Industry recovery – a certainty?
As for this year and next, recovery in the video surveillance and access control market is all but certain as security projects assume amid a waning of the pandemic. “2021 was more of a year of adaptation and recovery for the industry, with many vendors offering solutions re-tooled for the pandemic era, new use-cases for already in-use technologies, and solutions that can enable an easier return-to-work as re-openings occur. Many projects which were stalled during 2020 lockdowns have re-started and are moving towards completion and many customers who may have had budget issues throughout 2020 likely saw their investment capabilities re-emerge this year. Because of this, we do expect that the industry will register about 3-5 percent annual growth; while this is not at pre-pandemic level growth rates it is a good start to recovering the ongoing trajectory that the industry was already on before the pandemic occurred.
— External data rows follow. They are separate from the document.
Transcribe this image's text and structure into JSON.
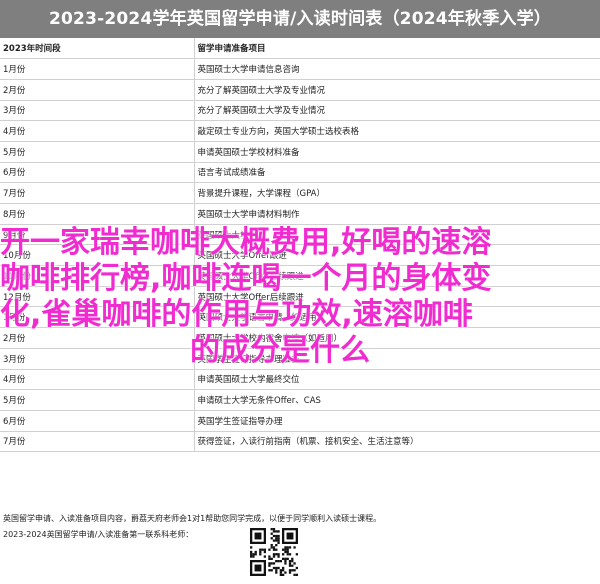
{
  "title": "2023-2024学年英国留学申请/入读时间表（2024年秋季入学）",
  "table": {
    "headers": [
      "2023年时间段",
      "留学申请准备项目"
    ],
    "rows": [
      [
        "1月份",
        "英国硕士大学申请信息咨询"
      ],
      [
        "2月份",
        "充分了解英国硕士大学及专业情况"
      ],
      [
        "3月份",
        "充分了解英国硕士大学及专业情况"
      ],
      [
        "4月份",
        "敲定硕士专业方向，英国大学硕士选校表格"
      ],
      [
        "5月份",
        "申请英国硕士学校材料准备"
      ],
      [
        "6月份",
        "语言考试成绩准备"
      ],
      [
        "7月份",
        "背景提升课程，大学课程（GPA）"
      ],
      [
        "8月份",
        "英国硕士大学申请材料制作"
      ],
      [
        "9月份",
        "英国硕士大学申请"
      ],
      [
        "10月份",
        "英国硕士大学Offer跟进"
      ],
      [
        "11月份",
        "英国硕士大学Offer后续跟进"
      ],
      [
        "12月份",
        "英国硕士大学Offer后续跟进"
      ],
      [
        "1月份",
        "英国硕士大学语言申请（如适用）"
      ],
      [
        "2月份",
        "英国硕士大学校内宿舍申请（如适用）"
      ],
      [
        "3月份",
        "英国学生签证指导办理准备"
      ],
      [
        "4月份",
        "申请英国硕士大学最终交位"
      ],
      [
        "5月份",
        "申请硕士大学无条件Offer、CAS"
      ],
      [
        "6月份",
        "英国学生签证指导办理"
      ],
      [
        "7月份",
        "获得签证，入读行前指南（机票、接机安全、生活注意等）"
      ]
    ]
  },
  "footer": {
    "line1": "英国留学申请、入读准备项目内容，爵荔天府老师会1对1帮助您同学完成，以便于同学顺利入读硕士课程。",
    "line2": "2023-2024英国留学申请/入读准备第一联系科老师："
  },
  "overlay": {
    "line1": "开一家瑞幸咖啡大概费用,好喝的速溶",
    "line2": "咖啡排行榜,咖啡连喝一个月的身体变",
    "line3": "化,雀巢咖啡的作用与功效,速溶咖啡",
    "line4": "的成分是什么"
  },
  "colors": {
    "title_bg": "#7f7f7f",
    "overlay_text": "#f02bd0",
    "grid": "#d0d0d0"
  }
}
We do expect growth to slowly edge back to the same 7-10 percent growth rates by the end of 2022,” VanZandt said.
Already, companies’ 2021 first-half figures offer a glimpse of hope. “The good news is in the first half year of 2021, Dahua Technology achieved $2.09 billion in total operating revenue, with YOY growth of 37.27 percent; net profit amounted to $254 million, with YOY increase of 20.03 percent,” said Fu. “With accumulated experiences of these years, Dahua Technology has made a comprehensive breakthrough in enriching its business layout from smart products, smart home solutions, to large smart city solutions. With the development of AI and other technologies, the demands for smart solutions will increase, and this will be a very important growth support point for Dahua.”
“We see stronger demands on security in the market, and believe that new technologies will help create innovative products and solutions to meet customer’s varied needs. And yes, we are confident in the growth of industry and our businesses. There is a large market opportunity for enterprise users in terms of digital transformation, cost reduction and efficiency increase, and we also see solid demand from the SMB market for converged and more intelligent solutions,” Yao said.
Indeed, 2020 was an anomaly in various industries, including security. This is manifested in Security 50 this year where more companies in video surveillance and access control reported revenue losses than gains. But with flexibility, innovation and a forward-looking attitude, a lot of these companies showed resilience and weathered the shakeout, which is hopefully nearing its end. It also needs to be noted that just like other industries, security has been forever changed by the pandemic and will now cater to people’s security as well as health, digitization and remote-working needs. With security companies’ agility and responsiveness, they will surely adjust to this paradigm shift in no time, and with success.